Records from a data collection

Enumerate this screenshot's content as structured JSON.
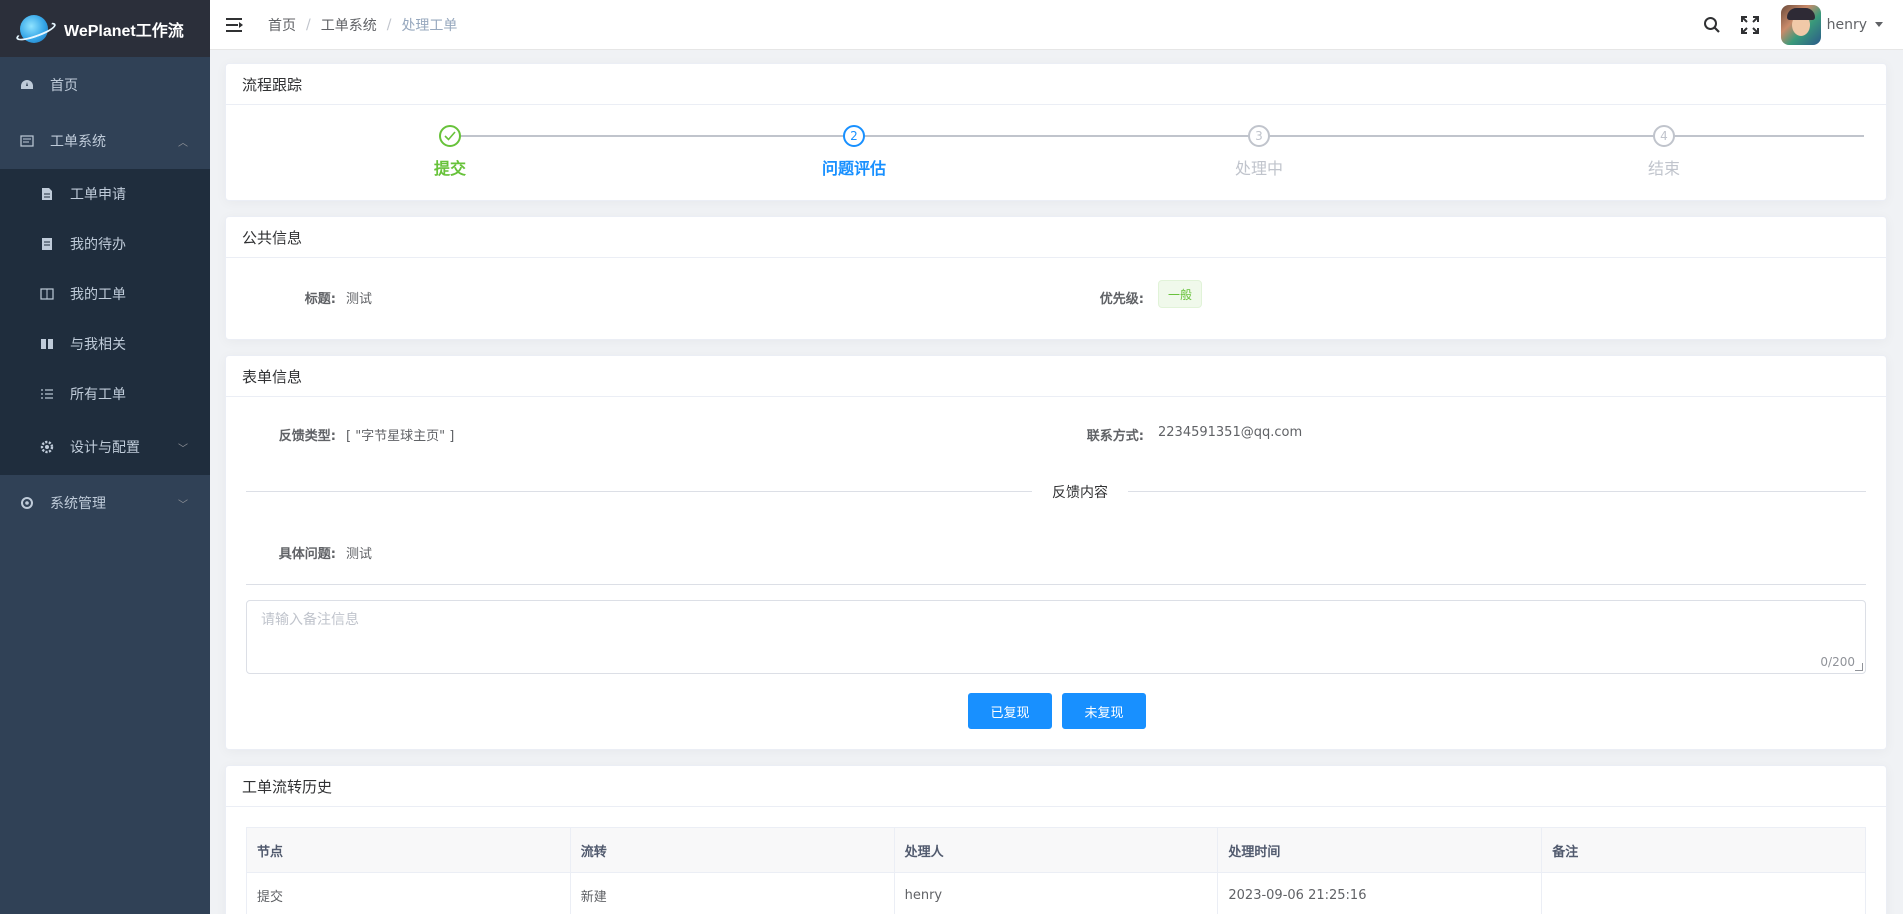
{
  "app": {
    "name": "WePlanet工作流"
  },
  "sidebar": {
    "items": [
      {
        "label": "首页",
        "icon": "dashboard-icon"
      },
      {
        "label": "工单系统",
        "icon": "ticket-system-icon",
        "expanded": true,
        "children": [
          {
            "label": "工单申请",
            "icon": "form-edit-icon"
          },
          {
            "label": "我的待办",
            "icon": "todo-icon"
          },
          {
            "label": "我的工单",
            "icon": "my-ticket-icon"
          },
          {
            "label": "与我相关",
            "icon": "related-icon"
          },
          {
            "label": "所有工单",
            "icon": "list-icon"
          },
          {
            "label": "设计与配置",
            "icon": "gear-icon",
            "expanded": false
          }
        ]
      },
      {
        "label": "系统管理",
        "icon": "system-icon",
        "expanded": false
      }
    ]
  },
  "header": {
    "breadcrumb": [
      "首页",
      "工单系统",
      "处理工单"
    ],
    "username": "henry"
  },
  "process": {
    "title": "流程跟踪",
    "steps": [
      {
        "number": "1",
        "label": "提交",
        "status": "success"
      },
      {
        "number": "2",
        "label": "问题评估",
        "status": "process"
      },
      {
        "number": "3",
        "label": "处理中",
        "status": "wait"
      },
      {
        "number": "4",
        "label": "结束",
        "status": "wait"
      }
    ]
  },
  "public_info": {
    "title": "公共信息",
    "title_label": "标题:",
    "title_value": "测试",
    "priority_label": "优先级:",
    "priority_value": "一般"
  },
  "form_info": {
    "title": "表单信息",
    "feedback_type_label": "反馈类型:",
    "feedback_type_value": "[ \"字节星球主页\" ]",
    "contact_label": "联系方式:",
    "contact_value": "2234591351@qq.com",
    "divider_text": "反馈内容",
    "issue_label": "具体问题:",
    "issue_value": "测试",
    "remark_placeholder": "请输入备注信息",
    "remark_count": "0/200",
    "btn_reproduced": "已复现",
    "btn_not_reproduced": "未复现"
  },
  "history": {
    "title": "工单流转历史",
    "columns": [
      "节点",
      "流转",
      "处理人",
      "处理时间",
      "备注"
    ],
    "rows": [
      [
        "提交",
        "新建",
        "henry",
        "2023-09-06 21:25:16",
        ""
      ]
    ]
  },
  "colors": {
    "sidebar_bg": "#304156",
    "submenu_bg": "#1f2d3d",
    "primary": "#1890ff",
    "success": "#67c23a"
  }
}
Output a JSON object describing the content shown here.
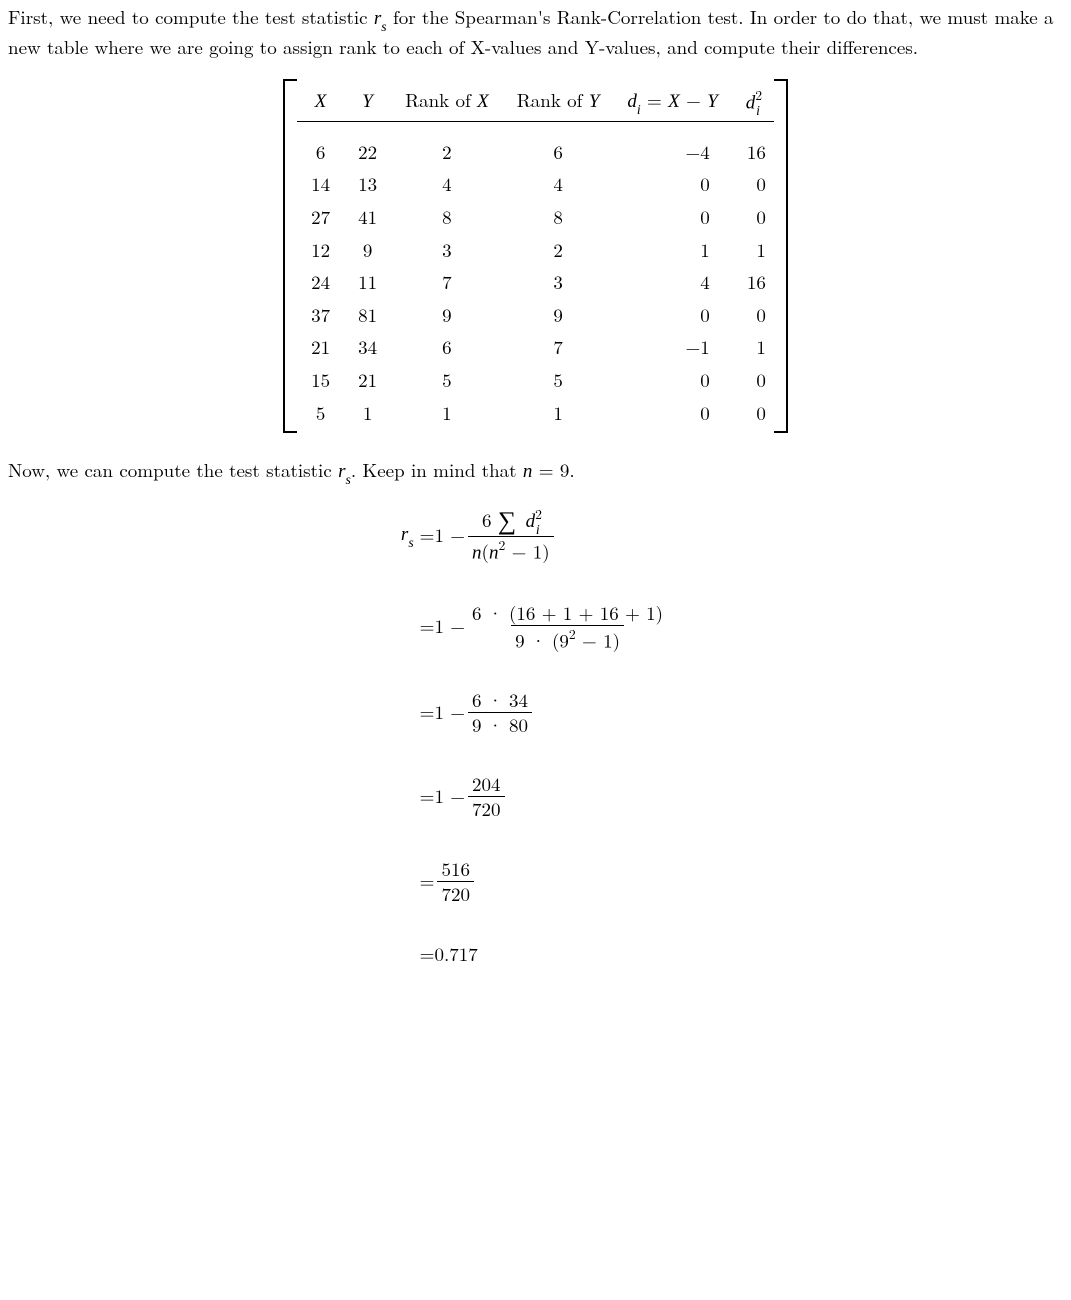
{
  "intro": {
    "p1a": "First, we need to compute the test statistic ",
    "rs_r": "r",
    "rs_s": "s",
    "p1b": " for the Spearman's Rank-Correlation test. In order to do that, we must make a new table where we are going to assign rank to each of X-values and Y-values, and compute their differences."
  },
  "table": {
    "head": {
      "X": "X",
      "Y": "Y",
      "rankX_a": "Rank of ",
      "rankX_b": "X",
      "rankY_a": "Rank of ",
      "rankY_b": "Y",
      "di_a": "d",
      "di_b": "i",
      "di_eq": " = ",
      "di_X": "X",
      "di_minus": " − ",
      "di_Y": "Y",
      "d2_a": "d",
      "d2_b": "2",
      "d2_c": "i"
    },
    "rows": [
      {
        "x": "6",
        "y": "22",
        "rx": "2",
        "ry": "6",
        "d": "−4",
        "d2": "16"
      },
      {
        "x": "14",
        "y": "13",
        "rx": "4",
        "ry": "4",
        "d": "0",
        "d2": "0"
      },
      {
        "x": "27",
        "y": "41",
        "rx": "8",
        "ry": "8",
        "d": "0",
        "d2": "0"
      },
      {
        "x": "12",
        "y": "9",
        "rx": "3",
        "ry": "2",
        "d": "1",
        "d2": "1"
      },
      {
        "x": "24",
        "y": "11",
        "rx": "7",
        "ry": "3",
        "d": "4",
        "d2": "16"
      },
      {
        "x": "37",
        "y": "81",
        "rx": "9",
        "ry": "9",
        "d": "0",
        "d2": "0"
      },
      {
        "x": "21",
        "y": "34",
        "rx": "6",
        "ry": "7",
        "d": "−1",
        "d2": "1"
      },
      {
        "x": "15",
        "y": "21",
        "rx": "5",
        "ry": "5",
        "d": "0",
        "d2": "0"
      },
      {
        "x": "5",
        "y": "1",
        "rx": "1",
        "ry": "1",
        "d": "0",
        "d2": "0"
      }
    ]
  },
  "mid": {
    "a": "Now, we can compute the test statistic ",
    "rs_r": "r",
    "rs_s": "s",
    "b": ". Keep in mind that ",
    "n": "n",
    "eq": " = 9."
  },
  "eq": {
    "lhs_r": "r",
    "lhs_s": "s",
    "eqsym": " = ",
    "one_minus": "1 − ",
    "l1_num_a": "6 ",
    "l1_num_sum": "∑",
    "l1_num_d": "d",
    "l1_num_sup": "2",
    "l1_num_sub": "i",
    "l1_den_a": "n",
    "l1_den_b": "(",
    "l1_den_c": "n",
    "l1_den_d": "2",
    "l1_den_e": " − 1)",
    "l2_num": "6 · (16 + 1 + 16 + 1)",
    "l2_den_a": "9 · (9",
    "l2_den_b": "2",
    "l2_den_c": " − 1)",
    "l3_num": "6 · 34",
    "l3_den": "9 · 80",
    "l4_num": "204",
    "l4_den": "720",
    "l5_num": "516",
    "l5_den": "720",
    "l6": "0.717"
  }
}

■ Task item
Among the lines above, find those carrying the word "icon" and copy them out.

■ Written response
        "icon": "dashboard-icon"
        "icon": "ticket-system-icon",
            "icon": "form-edit-icon"
            "icon": "todo-icon"
            "icon": "my-ticket-icon"
            "icon": "related-icon"
            "icon": "list-icon"
            "icon": "gear-icon",
        "icon": "system-icon",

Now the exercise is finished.